SD
​

N

​ ∣x−μ∣
2

​
​

4
9+1+0+4
​
​

4
14
​
​         Sum the squares of the distances (Step 3).

3.5
​         Divide by the number of data points (Step 4).
≈1.87        Take the square root (Step 5).
​
Try it yourself
Here's a reminder of the formula:
\Large\text{SD} = \sqrt{\dfrac{\sum\limits_{}^{}{{\lvert x-\mu\rvert^2}}}{N}}SD=
N

​ ∣x−μ∣
2

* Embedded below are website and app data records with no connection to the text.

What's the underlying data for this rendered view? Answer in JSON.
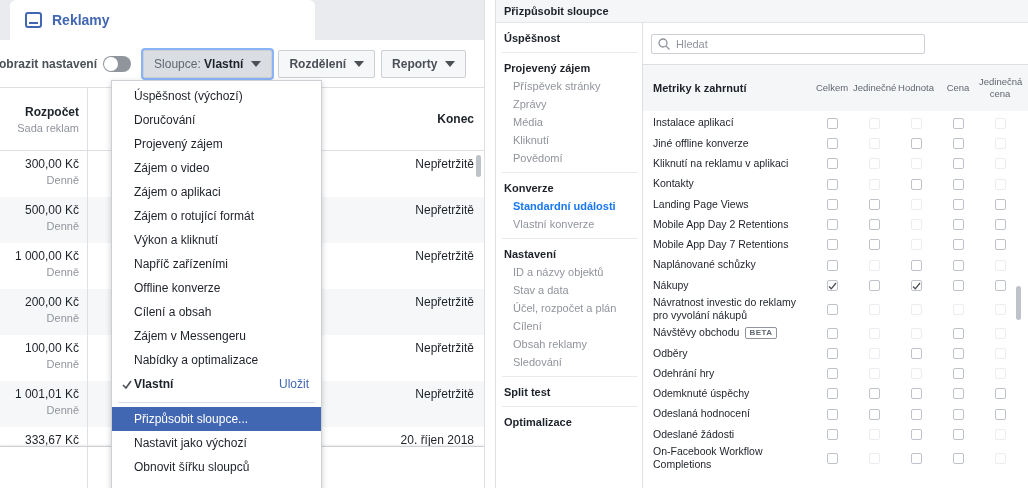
{
  "ads_panel": {
    "tab": {
      "label": "Reklamy"
    },
    "toolbar": {
      "settings_label": "obrazit nastavení",
      "settings_on": false,
      "buttons": [
        {
          "label": "Sloupce: **Vlastní**",
          "selected": true
        },
        {
          "label": "Rozdělení",
          "selected": false
        },
        {
          "label": "Reporty",
          "selected": false
        }
      ]
    },
    "table": {
      "columns": [
        {
          "title": "Rozpočet",
          "subtitle": "Sada reklam"
        },
        {
          "title": "Konec"
        }
      ],
      "rows": [
        {
          "budget": "300,00 Kč",
          "period": "Denně",
          "end": "Nepřetržitě"
        },
        {
          "budget": "500,00 Kč",
          "period": "Denně",
          "end": "Nepřetržitě"
        },
        {
          "budget": "1 000,00 Kč",
          "period": "Denně",
          "end": "Nepřetržitě"
        },
        {
          "budget": "200,00 Kč",
          "period": "Denně",
          "end": "Nepřetržitě"
        },
        {
          "budget": "100,00 Kč",
          "period": "Denně",
          "end": "Nepřetržitě"
        },
        {
          "budget": "1 001,01 Kč",
          "period": "Denně",
          "end": "Nepřetržitě"
        },
        {
          "budget": "333,67 Kč",
          "end": "20. říjen 2018"
        }
      ]
    },
    "menu": {
      "items": [
        {
          "kind": "preset",
          "label": "Úspěšnost (výchozí)",
          "checked": false,
          "selected": false
        },
        {
          "kind": "preset",
          "label": "Doručování",
          "checked": false,
          "selected": false
        },
        {
          "kind": "preset",
          "label": "Projevený zájem",
          "checked": false,
          "selected": false
        },
        {
          "kind": "preset",
          "label": "Zájem o video",
          "checked": false,
          "selected": false
        },
        {
          "kind": "preset",
          "label": "Zájem o aplikaci",
          "checked": false,
          "selected": false
        },
        {
          "kind": "preset",
          "label": "Zájem o rotující formát",
          "checked": false,
          "selected": false
        },
        {
          "kind": "preset",
          "label": "Výkon a kliknutí",
          "checked": false,
          "selected": false
        },
        {
          "kind": "preset",
          "label": "Napříč zařízeními",
          "checked": false,
          "selected": false
        },
        {
          "kind": "preset",
          "label": "Offline konverze",
          "checked": false,
          "selected": false
        },
        {
          "kind": "preset",
          "label": "Cílení a obsah",
          "checked": false,
          "selected": false
        },
        {
          "kind": "preset",
          "label": "Zájem v Messengeru",
          "checked": false,
          "selected": false
        },
        {
          "kind": "preset",
          "label": "Nabídky a optimalizace",
          "checked": false,
          "selected": false
        },
        {
          "kind": "custom",
          "label": "Vlastní",
          "action": "Uložit",
          "checked": true,
          "selected": false
        },
        {
          "kind": "action",
          "label": "Přizpůsobit sloupce...",
          "checked": false,
          "selected": true
        },
        {
          "kind": "action",
          "label": "Nastavit jako výchozí",
          "checked": false,
          "selected": false
        },
        {
          "kind": "action",
          "label": "Obnovit šířku sloupců",
          "checked": false,
          "selected": false
        }
      ]
    }
  },
  "dialog": {
    "title": "Přizpůsobit sloupce",
    "sidebar": [
      {
        "label": "Úspěšnost"
      },
      {
        "label": "Projevený zájem",
        "children": [
          {
            "label": "Příspěvek stránky",
            "selected": false
          },
          {
            "label": "Zprávy",
            "selected": false
          },
          {
            "label": "Média",
            "selected": false
          },
          {
            "label": "Kliknutí",
            "selected": false
          },
          {
            "label": "Povědomí",
            "selected": false
          }
        ]
      },
      {
        "label": "Konverze",
        "children": [
          {
            "label": "Standardní události",
            "selected": true
          },
          {
            "label": "Vlastní konverze",
            "selected": false
          }
        ]
      },
      {
        "label": "Nastavení",
        "children": [
          {
            "label": "ID a názvy objektů",
            "selected": false
          },
          {
            "label": "Stav a data",
            "selected": false
          },
          {
            "label": "Účel, rozpočet a plán",
            "selected": false
          },
          {
            "label": "Cílení",
            "selected": false
          },
          {
            "label": "Obsah reklamy",
            "selected": false
          },
          {
            "label": "Sledování",
            "selected": false
          }
        ]
      },
      {
        "label": "Split test"
      },
      {
        "label": "Optimalizace"
      }
    ],
    "search": {
      "placeholder": "Hledat"
    },
    "metrics": {
      "heading": "Metriky k zahrnutí",
      "columns": [
        "Celkem",
        "Jedinečné",
        "Hodnota",
        "Cena",
        "Jedinečná cena"
      ],
      "rows": [
        {
          "name": "Instalace aplikací",
          "cells": [
            {
              "checked": false,
              "disabled": false
            },
            {
              "checked": false,
              "disabled": true
            },
            {
              "checked": false,
              "disabled": true
            },
            {
              "checked": false,
              "disabled": false
            },
            {
              "checked": false,
              "disabled": true
            }
          ]
        },
        {
          "name": "Jiné offline konverze",
          "cells": [
            {
              "checked": false,
              "disabled": false
            },
            {
              "checked": false,
              "disabled": true
            },
            {
              "checked": false,
              "disabled": false
            },
            {
              "checked": false,
              "disabled": false
            },
            {
              "checked": false,
              "disabled": true
            }
          ]
        },
        {
          "name": "Kliknutí na reklamu v aplikaci",
          "cells": [
            {
              "checked": false,
              "disabled": false
            },
            {
              "checked": false,
              "disabled": true
            },
            {
              "checked": false,
              "disabled": true
            },
            {
              "checked": false,
              "disabled": false
            },
            {
              "checked": false,
              "disabled": true
            }
          ]
        },
        {
          "name": "Kontakty",
          "cells": [
            {
              "checked": false,
              "disabled": false
            },
            {
              "checked": false,
              "disabled": true
            },
            {
              "checked": false,
              "disabled": false
            },
            {
              "checked": false,
              "disabled": false
            },
            {
              "checked": false,
              "disabled": true
            }
          ]
        },
        {
          "name": "Landing Page Views",
          "cells": [
            {
              "checked": false,
              "disabled": false
            },
            {
              "checked": false,
              "disabled": false
            },
            {
              "checked": false,
              "disabled": true
            },
            {
              "checked": false,
              "disabled": false
            },
            {
              "checked": false,
              "disabled": false
            }
          ]
        },
        {
          "name": "Mobile App Day 2 Retentions",
          "cells": [
            {
              "checked": false,
              "disabled": false
            },
            {
              "checked": false,
              "disabled": false
            },
            {
              "checked": false,
              "disabled": true
            },
            {
              "checked": false,
              "disabled": false
            },
            {
              "checked": false,
              "disabled": false
            }
          ]
        },
        {
          "name": "Mobile App Day 7 Retentions",
          "cells": [
            {
              "checked": false,
              "disabled": false
            },
            {
              "checked": false,
              "disabled": false
            },
            {
              "checked": false,
              "disabled": true
            },
            {
              "checked": false,
              "disabled": false
            },
            {
              "checked": false,
              "disabled": false
            }
          ]
        },
        {
          "name": "Naplánované schůzky",
          "cells": [
            {
              "checked": false,
              "disabled": false
            },
            {
              "checked": false,
              "disabled": true
            },
            {
              "checked": false,
              "disabled": false
            },
            {
              "checked": false,
              "disabled": false
            },
            {
              "checked": false,
              "disabled": true
            }
          ]
        },
        {
          "name": "Nákupy",
          "cells": [
            {
              "checked": true,
              "disabled": false
            },
            {
              "checked": false,
              "disabled": false
            },
            {
              "checked": true,
              "disabled": false
            },
            {
              "checked": false,
              "disabled": false
            },
            {
              "checked": false,
              "disabled": false
            }
          ]
        },
        {
          "name": "Návratnost investic do reklamy pro vyvolání nákupů",
          "cells": [
            {
              "checked": false,
              "disabled": false
            },
            {
              "checked": false,
              "disabled": true
            },
            {
              "checked": false,
              "disabled": true
            },
            {
              "checked": false,
              "disabled": true
            },
            {
              "checked": false,
              "disabled": true
            }
          ]
        },
        {
          "name": "Návštěvy obchodu",
          "badge": "BETA",
          "cells": [
            {
              "checked": false,
              "disabled": false
            },
            {
              "checked": false,
              "disabled": true
            },
            {
              "checked": false,
              "disabled": true
            },
            {
              "checked": false,
              "disabled": false
            },
            {
              "checked": false,
              "disabled": true
            }
          ]
        },
        {
          "name": "Odběry",
          "cells": [
            {
              "checked": false,
              "disabled": false
            },
            {
              "checked": false,
              "disabled": true
            },
            {
              "checked": false,
              "disabled": false
            },
            {
              "checked": false,
              "disabled": false
            },
            {
              "checked": false,
              "disabled": true
            }
          ]
        },
        {
          "name": "Odehrání hry",
          "cells": [
            {
              "checked": false,
              "disabled": false
            },
            {
              "checked": false,
              "disabled": true
            },
            {
              "checked": false,
              "disabled": true
            },
            {
              "checked": false,
              "disabled": false
            },
            {
              "checked": false,
              "disabled": true
            }
          ]
        },
        {
          "name": "Odemknuté úspěchy",
          "cells": [
            {
              "checked": false,
              "disabled": false
            },
            {
              "checked": false,
              "disabled": false
            },
            {
              "checked": false,
              "disabled": false
            },
            {
              "checked": false,
              "disabled": false
            },
            {
              "checked": false,
              "disabled": false
            }
          ]
        },
        {
          "name": "Odeslaná hodnocení",
          "cells": [
            {
              "checked": false,
              "disabled": false
            },
            {
              "checked": false,
              "disabled": false
            },
            {
              "checked": false,
              "disabled": false
            },
            {
              "checked": false,
              "disabled": false
            },
            {
              "checked": false,
              "disabled": false
            }
          ]
        },
        {
          "name": "Odeslané žádosti",
          "cells": [
            {
              "checked": false,
              "disabled": false
            },
            {
              "checked": false,
              "disabled": true
            },
            {
              "checked": false,
              "disabled": false
            },
            {
              "checked": false,
              "disabled": false
            },
            {
              "checked": false,
              "disabled": true
            }
          ]
        },
        {
          "name": "On-Facebook Workflow Completions",
          "cells": [
            {
              "checked": false,
              "disabled": false
            },
            {
              "checked": false,
              "disabled": true
            },
            {
              "checked": false,
              "disabled": false
            },
            {
              "checked": false,
              "disabled": false
            },
            {
              "checked": false,
              "disabled": true
            }
          ]
        }
      ]
    }
  }
}
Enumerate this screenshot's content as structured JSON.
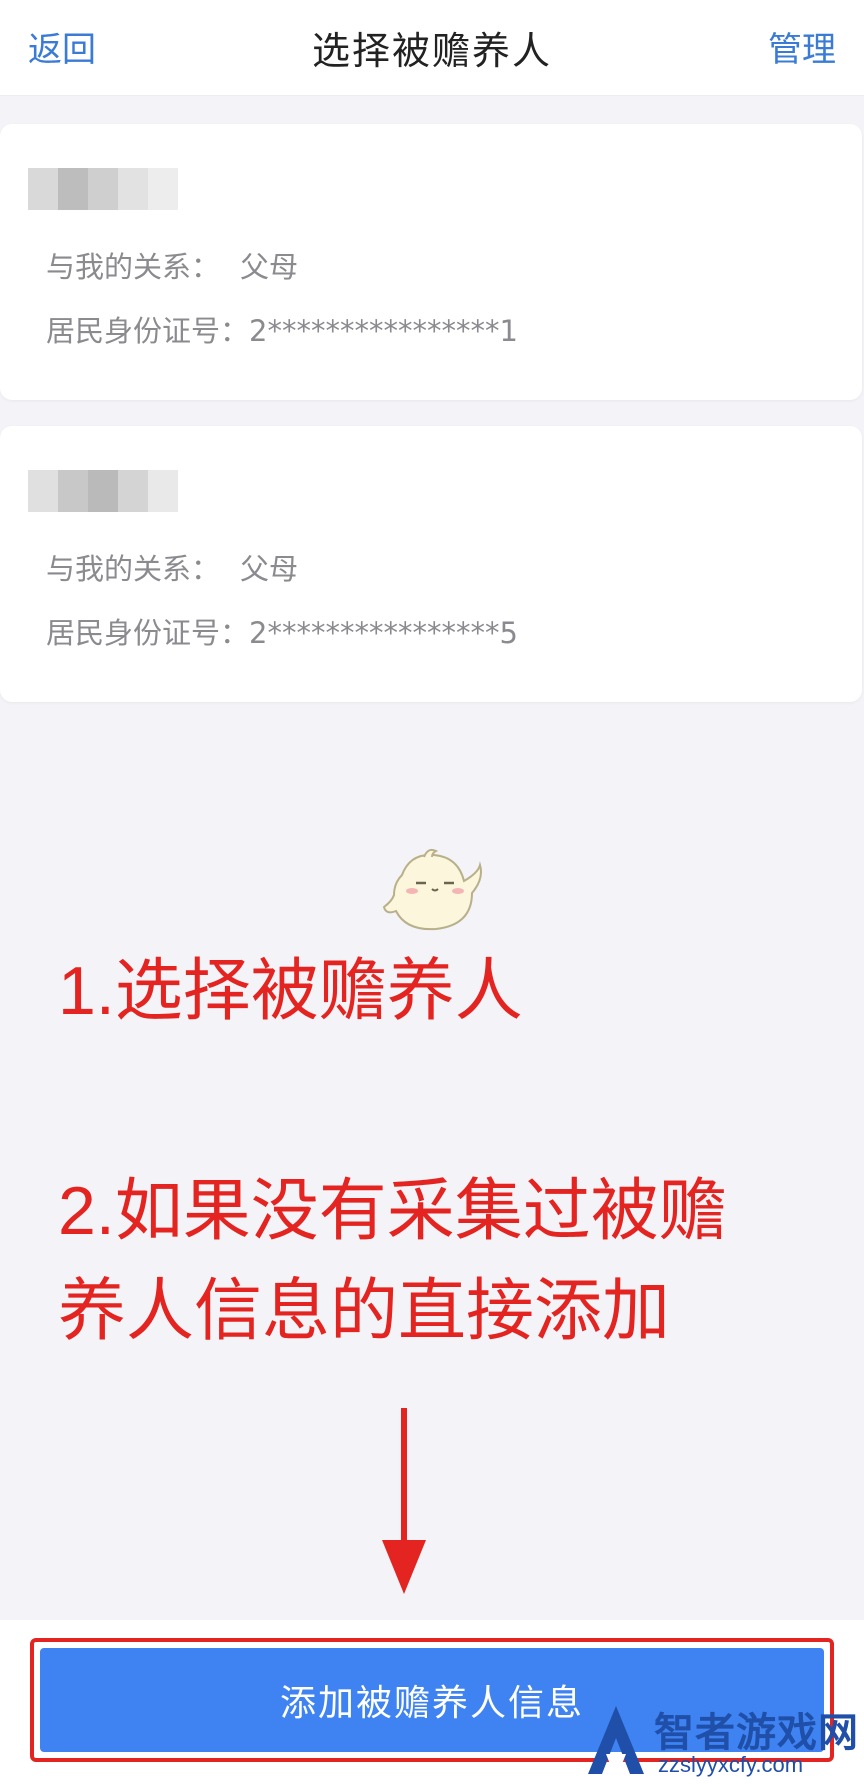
{
  "nav": {
    "back_label": "返回",
    "title": "选择被赡养人",
    "manage_label": "管理"
  },
  "dependents": [
    {
      "relation_label": "与我的关系：",
      "relation_value": "父母",
      "id_label": "居民身份证号：",
      "id_value": "2****************1"
    },
    {
      "relation_label": "与我的关系：",
      "relation_value": "父母",
      "id_label": "居民身份证号：",
      "id_value": "2****************5"
    }
  ],
  "annotation": {
    "line1": "1.选择被赡养人",
    "line2": "2.如果没有采集过被赡",
    "line3": "养人信息的直接添加",
    "color": "#e32420"
  },
  "add_button_label": "添加被赡养人信息",
  "watermark": {
    "cn": "智者游戏网",
    "en": "zzslyyxcfy.com"
  },
  "colors": {
    "accent": "#3a7bd5",
    "button": "#3f83f2"
  }
}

​
​ S, D, equals, square root of, start fraction, sum, start subscript, end subscript, start superscript, end superscript, open vertical bar, x, minus, mu, close vertical bar, start superscript, 2, end superscript, divided by, N, end fraction, end square root
And here's a data set:
1, 4, 7, 2,6 1,4,7,2,61, comma, 4, comma, 7, comma, 2, comma, 6
Find the standard deviation of the data set.